# Exercise
The answer must give back every line of the data exactly, with no pictures.

# Collected data entries
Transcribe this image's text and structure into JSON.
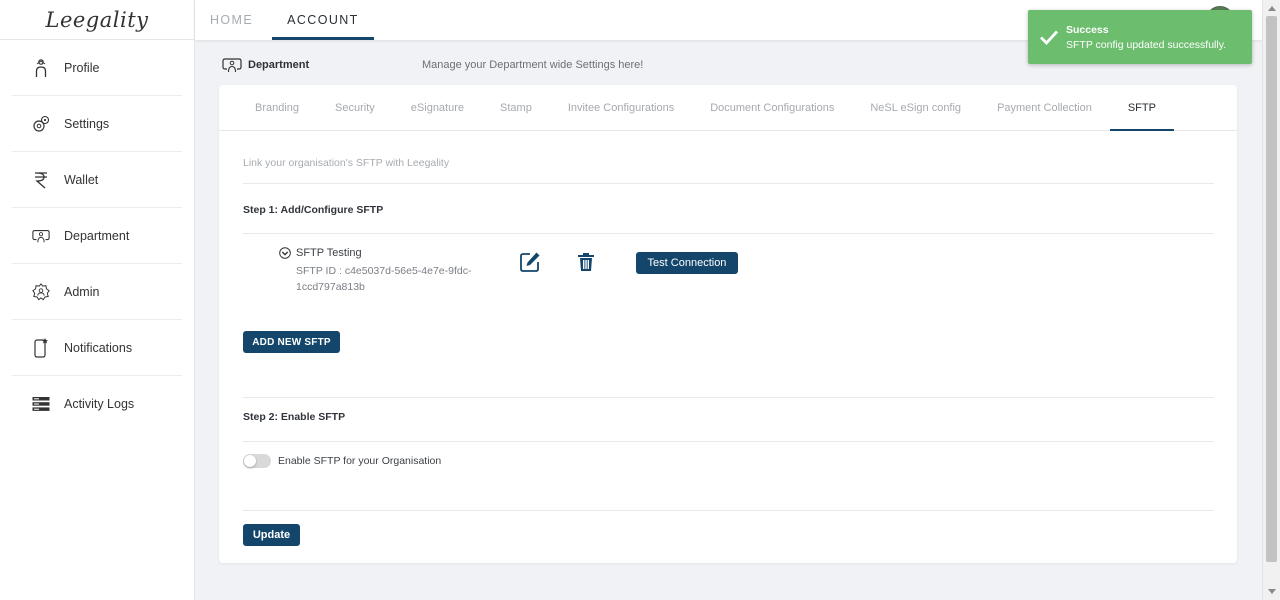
{
  "sidebar": {
    "logo": "Leegality",
    "items": [
      {
        "label": "Profile",
        "icon": "profile-icon"
      },
      {
        "label": "Settings",
        "icon": "settings-icon"
      },
      {
        "label": "Wallet",
        "icon": "rupee-icon"
      },
      {
        "label": "Department",
        "icon": "department-icon"
      },
      {
        "label": "Admin",
        "icon": "admin-icon"
      },
      {
        "label": "Notifications",
        "icon": "notification-icon"
      },
      {
        "label": "Activity Logs",
        "icon": "activity-logs-icon"
      }
    ]
  },
  "topbar": {
    "tabs": [
      {
        "label": "HOME",
        "active": false
      },
      {
        "label": "ACCOUNT",
        "active": true
      }
    ]
  },
  "header": {
    "title": "Department",
    "subtitle": "Manage your Department wide Settings here!"
  },
  "tabs": [
    {
      "label": "Branding",
      "active": false
    },
    {
      "label": "Security",
      "active": false
    },
    {
      "label": "eSignature",
      "active": false
    },
    {
      "label": "Stamp",
      "active": false
    },
    {
      "label": "Invitee Configurations",
      "active": false
    },
    {
      "label": "Document Configurations",
      "active": false
    },
    {
      "label": "NeSL eSign config",
      "active": false
    },
    {
      "label": "Payment Collection",
      "active": false
    },
    {
      "label": "SFTP",
      "active": true
    }
  ],
  "sftp": {
    "intro": "Link your organisation's SFTP with Leegality",
    "step1_title": "Step 1: Add/Configure SFTP",
    "entry": {
      "name": "SFTP Testing",
      "id_line1": "SFTP ID : c4e5037d-56e5-4e7e-9fdc-",
      "id_line2": "1ccd797a813b"
    },
    "test_connection_label": "Test Connection",
    "add_new_label": "ADD NEW SFTP",
    "step2_title": "Step 2: Enable SFTP",
    "enable_label": "Enable SFTP for your Organisation",
    "enabled": false,
    "update_label": "Update"
  },
  "toast": {
    "title": "Success",
    "message": "SFTP config updated successfully.",
    "color": "#6cbd6e"
  },
  "colors": {
    "primary": "#14466c",
    "success": "#6cbd6e"
  }
}
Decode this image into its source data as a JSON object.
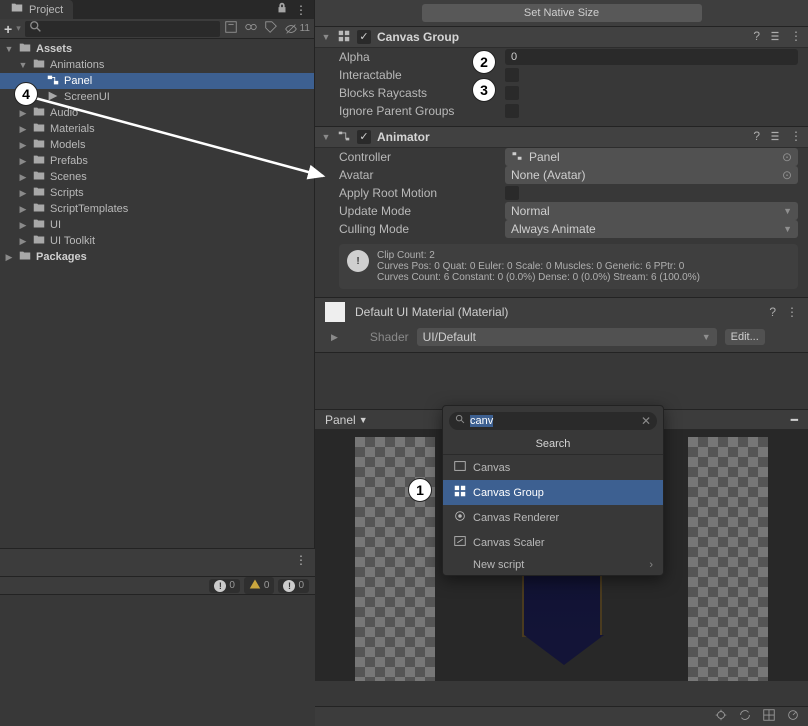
{
  "project": {
    "tab_label": "Project",
    "eye_count": "11",
    "tree": {
      "assets": "Assets",
      "animations": "Animations",
      "panel": "Panel",
      "screenui": "ScreenUI",
      "audio": "Audio",
      "materials": "Materials",
      "models": "Models",
      "prefabs": "Prefabs",
      "scenes": "Scenes",
      "scripts": "Scripts",
      "scripttemplates": "ScriptTemplates",
      "ui": "UI",
      "uitoolkit": "UI Toolkit",
      "packages": "Packages"
    }
  },
  "console": {
    "info": "0",
    "warn": "0",
    "error": "0"
  },
  "inspector": {
    "set_native_size": "Set Native Size",
    "canvas_group": {
      "title": "Canvas Group",
      "alpha_label": "Alpha",
      "alpha_value": "0",
      "interactable_label": "Interactable",
      "blocks_label": "Blocks Raycasts",
      "ignore_label": "Ignore Parent Groups"
    },
    "animator": {
      "title": "Animator",
      "controller_label": "Controller",
      "controller_value": "Panel",
      "avatar_label": "Avatar",
      "avatar_value": "None (Avatar)",
      "apply_root_label": "Apply Root Motion",
      "update_mode_label": "Update Mode",
      "update_mode_value": "Normal",
      "culling_label": "Culling Mode",
      "culling_value": "Always Animate",
      "info_line1": "Clip Count: 2",
      "info_line2": "Curves Pos: 0 Quat: 0 Euler: 0 Scale: 0 Muscles: 0 Generic: 6 PPtr: 0",
      "info_line3": "Curves Count: 6 Constant: 0 (0.0%) Dense: 0 (0.0%) Stream: 6 (100.0%)"
    },
    "material": {
      "title": "Default UI Material (Material)",
      "shader_label": "Shader",
      "shader_value": "UI/Default",
      "edit_btn": "Edit..."
    },
    "preview_label": "Panel"
  },
  "search_popup": {
    "query": "canv",
    "title": "Search",
    "items": {
      "canvas": "Canvas",
      "canvas_group": "Canvas Group",
      "canvas_renderer": "Canvas Renderer",
      "canvas_scaler": "Canvas Scaler",
      "new_script": "New script"
    }
  },
  "callouts": {
    "c1": "1",
    "c2": "2",
    "c3": "3",
    "c4": "4"
  }
}
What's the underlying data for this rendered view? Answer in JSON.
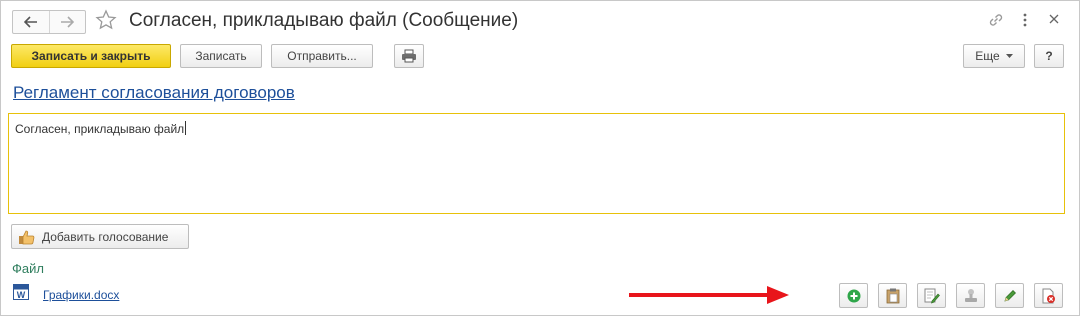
{
  "window": {
    "title": "Согласен, прикладываю файл (Сообщение)"
  },
  "toolbar": {
    "save_close_label": "Записать и закрыть",
    "save_label": "Записать",
    "send_label": "Отправить...",
    "more_label": "Еще",
    "help_label": "?"
  },
  "process": {
    "link_text": "Регламент согласования договоров"
  },
  "message": {
    "text": "Согласен, прикладываю файл"
  },
  "vote": {
    "button_label": "Добавить голосование"
  },
  "files": {
    "section_label": "Файл",
    "items": [
      {
        "name": "Графики.docx",
        "icon": "word-icon"
      }
    ]
  },
  "file_actions": [
    {
      "icon": "add-icon"
    },
    {
      "icon": "paste-icon"
    },
    {
      "icon": "edit-file-icon"
    },
    {
      "icon": "stamp-icon"
    },
    {
      "icon": "pencil-icon"
    },
    {
      "icon": "delete-file-icon"
    }
  ],
  "colors": {
    "primary_button": "#f1cf12",
    "link": "#1d4f9a",
    "focus_border": "#e7c10a",
    "section_label": "#2f7e5e",
    "annotation_arrow": "#e8151b"
  }
}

# Answer box
Transcribe this image's text and structure into JSON.
{
  "sidebar": {
    "logo": "Leegality",
    "items": [
      {
        "label": "Profile",
        "icon": "profile-icon"
      },
      {
        "label": "Settings",
        "icon": "settings-icon"
      },
      {
        "label": "Wallet",
        "icon": "rupee-icon"
      },
      {
        "label": "Department",
        "icon": "department-icon"
      },
      {
        "label": "Admin",
        "icon": "admin-icon"
      },
      {
        "label": "Notifications",
        "icon": "notification-icon"
      },
      {
        "label": "Activity Logs",
        "icon": "activity-logs-icon"
      }
    ]
  },
  "topbar": {
    "tabs": [
      {
        "label": "HOME",
        "active": false
      },
      {
        "label": "ACCOUNT",
        "active": true
      }
    ]
  },
  "header": {
    "title": "Department",
    "subtitle": "Manage your Department wide Settings here!"
  },
  "tabs": [
    {
      "label": "Branding",
      "active": false
    },
    {
      "label": "Security",
      "active": false
    },
    {
      "label": "eSignature",
      "active": false
    },
    {
      "label": "Stamp",
      "active": false
    },
    {
      "label": "Invitee Configurations",
      "active": false
    },
    {
      "label": "Document Configurations",
      "active": false
    },
    {
      "label": "NeSL eSign config",
      "active": false
    },
    {
      "label": "Payment Collection",
      "active": false
    },
    {
      "label": "SFTP",
      "active": true
    }
  ],
  "sftp": {
    "intro": "Link your organisation's SFTP with Leegality",
    "step1_title": "Step 1: Add/Configure SFTP",
    "entry": {
      "name": "SFTP Testing",
      "id_line1": "SFTP ID : c4e5037d-56e5-4e7e-9fdc-",
      "id_line2": "1ccd797a813b"
    },
    "test_connection_label": "Test Connection",
    "add_new_label": "ADD NEW SFTP",
    "step2_title": "Step 2: Enable SFTP",
    "enable_label": "Enable SFTP for your Organisation",
    "enabled": false,
    "update_label": "Update"
  },
  "toast": {
    "title": "Success",
    "message": "SFTP config updated successfully.",
    "color": "#6cbd6e"
  },
  "colors": {
    "primary": "#14466c",
    "success": "#6cbd6e"
  }
}
Decode this image into its source data as a JSON object.
{
  "project": {
    "tab_label": "Project",
    "eye_count": "11",
    "tree": {
      "assets": "Assets",
      "animations": "Animations",
      "panel": "Panel",
      "screenui": "ScreenUI",
      "audio": "Audio",
      "materials": "Materials",
      "models": "Models",
      "prefabs": "Prefabs",
      "scenes": "Scenes",
      "scripts": "Scripts",
      "scripttemplates": "ScriptTemplates",
      "ui": "UI",
      "uitoolkit": "UI Toolkit",
      "packages": "Packages"
    }
  },
  "console": {
    "info": "0",
    "warn": "0",
    "error": "0"
  },
  "inspector": {
    "set_native_size": "Set Native Size",
    "canvas_group": {
      "title": "Canvas Group",
      "alpha_label": "Alpha",
      "alpha_value": "0",
      "interactable_label": "Interactable",
      "blocks_label": "Blocks Raycasts",
      "ignore_label": "Ignore Parent Groups"
    },
    "animator": {
      "title": "Animator",
      "controller_label": "Controller",
      "controller_value": "Panel",
      "avatar_label": "Avatar",
      "avatar_value": "None (Avatar)",
      "apply_root_label": "Apply Root Motion",
      "update_mode_label": "Update Mode",
      "update_mode_value": "Normal",
      "culling_label": "Culling Mode",
      "culling_value": "Always Animate",
      "info_line1": "Clip Count: 2",
      "info_line2": "Curves Pos: 0 Quat: 0 Euler: 0 Scale: 0 Muscles: 0 Generic: 6 PPtr: 0",
      "info_line3": "Curves Count: 6 Constant: 0 (0.0%) Dense: 0 (0.0%) Stream: 6 (100.0%)"
    },
    "material": {
      "title": "Default UI Material (Material)",
      "shader_label": "Shader",
      "shader_value": "UI/Default",
      "edit_btn": "Edit..."
    },
    "preview_label": "Panel"
  },
  "search_popup": {
    "query": "canv",
    "title": "Search",
    "items": {
      "canvas": "Canvas",
      "canvas_group": "Canvas Group",
      "canvas_renderer": "Canvas Renderer",
      "canvas_scaler": "Canvas Scaler",
      "new_script": "New script"
    }
  },
  "callouts": {
    "c1": "1",
    "c2": "2",
    "c3": "3",
    "c4": "4"
  }
}
What's the underlying data for this rendered view? Answer in JSON.
{
  "window": {
    "title": "Согласен, прикладываю файл (Сообщение)"
  },
  "toolbar": {
    "save_close_label": "Записать и закрыть",
    "save_label": "Записать",
    "send_label": "Отправить...",
    "more_label": "Еще",
    "help_label": "?"
  },
  "process": {
    "link_text": "Регламент согласования договоров"
  },
  "message": {
    "text": "Согласен, прикладываю файл"
  },
  "vote": {
    "button_label": "Добавить голосование"
  },
  "files": {
    "section_label": "Файл",
    "items": [
      {
        "name": "Графики.docx",
        "icon": "word-icon"
      }
    ]
  },
  "file_actions": [
    {
      "icon": "add-icon"
    },
    {
      "icon": "paste-icon"
    },
    {
      "icon": "edit-file-icon"
    },
    {
      "icon": "stamp-icon"
    },
    {
      "icon": "pencil-icon"
    },
    {
      "icon": "delete-file-icon"
    }
  ],
  "colors": {
    "primary_button": "#f1cf12",
    "link": "#1d4f9a",
    "focus_border": "#e7c10a",
    "section_label": "#2f7e5e",
    "annotation_arrow": "#e8151b"
  }
}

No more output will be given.